Simple exercises are an easy and cost-effective treatment for persistent dizziness

A professor from the University of Southampton has called on doctors around the world to give patients with persistent dizziness a booklet of simple exercises, after new research has shown that it is a very cost effective treatment for common causes of the condition.

Lucy Yardley, who has been researching dizziness for many years, will urge GPs at the international WONCA conference today (5 July) to ensure that the booklet is translated so that patients of all nationalities can benefit.

Professor Yardley's urgent appeal comes after her study, funded by the National Institute for Health Research (NIHR) and published in the , revealed that the exercises, such as turning your head right to left and back again or nodding your head up and down, led to reduced dizziness within a matter of weeks of starting, and the benefits lasted for at least a year.

Dizziness is a common condition, especially among older people, but it can affect any age. It can interfere with people's daily activities and cause stress. It also increases the risk of falling and fear of falling, which in turn, can result in substantial further limitation of activity, injury, and .

Research has shown that an exercise-based treatment known as "vestibular rehabilitation" or "balance " is the most effective means of treating dizziness related to inner ear problems (a very common cause of dizziness), however currently only about one in ten suitable patients are referred for this treatment.

During the study, which Professor Yardley will present at the WONCA conference today, more than 300 participants were randomly allocated to receive either routine medical care (commonly just reassurance and medication to suppress dizziness symptoms), booklet based vestibular rehabilitation only, or booklet based vestibular rehabilitation with telephone support from a healthcare professional.
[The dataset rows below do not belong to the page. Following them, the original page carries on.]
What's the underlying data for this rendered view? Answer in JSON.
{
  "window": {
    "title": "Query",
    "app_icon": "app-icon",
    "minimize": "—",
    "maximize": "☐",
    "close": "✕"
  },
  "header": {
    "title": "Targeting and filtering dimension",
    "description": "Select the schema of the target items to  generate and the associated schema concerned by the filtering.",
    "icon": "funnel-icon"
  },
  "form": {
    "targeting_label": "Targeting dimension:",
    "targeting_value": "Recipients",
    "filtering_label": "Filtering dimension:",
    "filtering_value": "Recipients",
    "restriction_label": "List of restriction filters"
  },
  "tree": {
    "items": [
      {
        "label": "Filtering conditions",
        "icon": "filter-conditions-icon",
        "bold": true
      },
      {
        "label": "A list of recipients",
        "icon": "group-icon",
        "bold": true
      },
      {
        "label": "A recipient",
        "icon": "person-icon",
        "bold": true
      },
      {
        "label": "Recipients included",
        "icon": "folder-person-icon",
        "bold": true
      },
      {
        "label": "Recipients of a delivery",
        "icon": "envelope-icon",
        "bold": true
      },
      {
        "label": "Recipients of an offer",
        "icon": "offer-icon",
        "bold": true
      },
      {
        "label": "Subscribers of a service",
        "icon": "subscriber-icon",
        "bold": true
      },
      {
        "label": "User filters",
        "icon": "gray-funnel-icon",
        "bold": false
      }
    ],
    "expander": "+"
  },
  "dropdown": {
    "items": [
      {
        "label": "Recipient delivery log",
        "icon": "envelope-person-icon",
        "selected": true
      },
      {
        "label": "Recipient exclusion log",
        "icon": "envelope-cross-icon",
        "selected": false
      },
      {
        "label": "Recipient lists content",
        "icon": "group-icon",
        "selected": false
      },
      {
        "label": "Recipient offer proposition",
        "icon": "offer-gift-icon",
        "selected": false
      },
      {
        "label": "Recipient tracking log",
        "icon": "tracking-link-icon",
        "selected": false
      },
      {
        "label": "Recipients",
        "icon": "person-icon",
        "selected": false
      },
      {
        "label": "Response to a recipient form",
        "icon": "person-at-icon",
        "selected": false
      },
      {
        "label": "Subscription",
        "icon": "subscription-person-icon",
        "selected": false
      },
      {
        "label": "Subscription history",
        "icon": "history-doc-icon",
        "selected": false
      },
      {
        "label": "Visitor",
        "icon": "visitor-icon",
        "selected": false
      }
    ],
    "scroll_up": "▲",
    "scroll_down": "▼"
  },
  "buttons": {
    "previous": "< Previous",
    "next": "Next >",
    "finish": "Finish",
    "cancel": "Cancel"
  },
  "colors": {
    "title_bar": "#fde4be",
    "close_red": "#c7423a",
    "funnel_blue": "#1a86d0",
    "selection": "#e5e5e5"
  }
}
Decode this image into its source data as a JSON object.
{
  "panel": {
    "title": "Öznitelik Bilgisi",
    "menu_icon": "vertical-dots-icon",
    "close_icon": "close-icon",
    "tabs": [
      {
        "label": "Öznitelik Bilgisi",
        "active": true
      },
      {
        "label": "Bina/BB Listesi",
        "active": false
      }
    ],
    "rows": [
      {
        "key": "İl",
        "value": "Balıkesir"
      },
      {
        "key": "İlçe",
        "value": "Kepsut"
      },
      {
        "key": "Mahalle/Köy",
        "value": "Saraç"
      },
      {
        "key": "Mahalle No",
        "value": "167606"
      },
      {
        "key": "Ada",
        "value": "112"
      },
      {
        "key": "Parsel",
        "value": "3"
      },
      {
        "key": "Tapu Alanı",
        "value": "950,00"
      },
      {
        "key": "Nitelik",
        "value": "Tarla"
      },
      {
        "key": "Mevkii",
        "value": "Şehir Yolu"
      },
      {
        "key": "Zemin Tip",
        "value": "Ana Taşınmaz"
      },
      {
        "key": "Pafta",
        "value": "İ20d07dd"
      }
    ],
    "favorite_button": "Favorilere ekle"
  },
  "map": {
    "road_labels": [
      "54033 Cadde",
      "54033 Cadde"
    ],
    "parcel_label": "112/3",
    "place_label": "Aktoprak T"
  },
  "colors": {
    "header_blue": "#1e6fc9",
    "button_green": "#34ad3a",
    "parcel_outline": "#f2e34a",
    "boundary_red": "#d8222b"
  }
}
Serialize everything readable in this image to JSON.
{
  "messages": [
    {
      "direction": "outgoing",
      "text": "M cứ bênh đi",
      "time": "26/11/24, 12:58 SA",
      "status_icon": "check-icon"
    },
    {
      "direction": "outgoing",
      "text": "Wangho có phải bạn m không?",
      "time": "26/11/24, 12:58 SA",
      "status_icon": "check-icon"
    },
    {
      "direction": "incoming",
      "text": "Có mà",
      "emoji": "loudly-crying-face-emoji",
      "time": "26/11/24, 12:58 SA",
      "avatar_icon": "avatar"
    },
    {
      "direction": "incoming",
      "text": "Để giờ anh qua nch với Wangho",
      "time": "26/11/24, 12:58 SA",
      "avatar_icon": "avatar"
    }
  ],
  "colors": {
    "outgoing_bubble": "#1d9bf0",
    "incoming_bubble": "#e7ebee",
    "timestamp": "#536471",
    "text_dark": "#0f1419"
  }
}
The majority of patients within the study, an NIHR Research for Patient Benefit project, suffered from dizziness due to an inner ear problem, however there were many patients who had undiagnosed dizziness.

Nearly twice as many patients who had the booklet and said they felt much better or totally well at the end of the study, compared with those who had routine care. Even without any support, getting the booklet led to better recovery than routine care. Only 5 per cent of patients receiving the booklet with support reported worse symptoms at the end of the study, compared with 15 per cent of those receiving usual care.

Professor Yardley says: "Dizziness can be a frustrating and sometimes frightening condition. Many people are undiagnosed, have no treatment for it and just learn to live with it. This leads to a low quality of life and can have high healthcare costs. By being given something as a simple as a booklet by their GP, that contains these simple head, neck and eye exercises, many patients will see real benefits in just a few weeks. These easy to understand exercises, which can be carried out at home, have the potential to improve the quality of life for thousands of people."

The University of Southampton worked with the Ménière's Society UK during the study. The Society supplied the exercise booklets used in the study and has been giving them to health professionals and members of the public for seven years.

Natasha Harrington-Benton, UK Director of the Society, comments: " and balance disorders can be extremely debilitating and affect a person's quality of life. This study demonstrates the benefits of vestibular rehabilitation in helping people to manage the symptoms of their condition. We are pleased to be able to provide access to the exercise booklets for both and health professionals and, to-date, we have distributed over 8,000 copies."

add to favorites email to friend print save as pdf

Related Stories

CT scans for dizziness in the ER: Worth the cost?

Jan 26, 2012

Performing CT scans in the emergency department for patients experiencing dizziness may not be worth the expense – an important finding from Henry Ford Hospital researchers as hospitals across the country look for ways ...

Recommended for you

Ebola reveals shortcomings of African solidarity

16 hours ago

As Africa's leaders meet in Ethiopia to discuss the Ebola crisis, expectations of firm action will be tempered by criticism over the continent's poor record in the early stages of the epidemic.

Second bird flu case confirmed in Canada

Jan 30, 2015

The husband of a Canadian who was diagnosed earlier this week with bird flu after returning from a trip to China has also tested positive for the virus, health officials said Friday.

What exactly is coronavirus?

Jan 30, 2015

The conflicts in Syria and Iraq are straining public health systems and public health efforts meant to prevent and detect the spread of infectious diseases. This is generating a "perfect storm" of conditions for outbreaks. Among the infections raising concern is Middle East Respiratory Syndrome, caused by a type of coronavirus, which emerged in 2012. ...

Scientists find Ebola virus is mutating

Jan 30, 2015

(Medical Xpress)—Researchers working at Institut Pasteur in France have found that the Ebola virus is mutating "a lot" causing concern in the African countries where the virus has killed over eight thous ...

User comments

Please sign in to add a comment. Registration is free, and takes less than a minute. Read more

Click here to reset your password.
Sign in to get notified via email when new comments are made.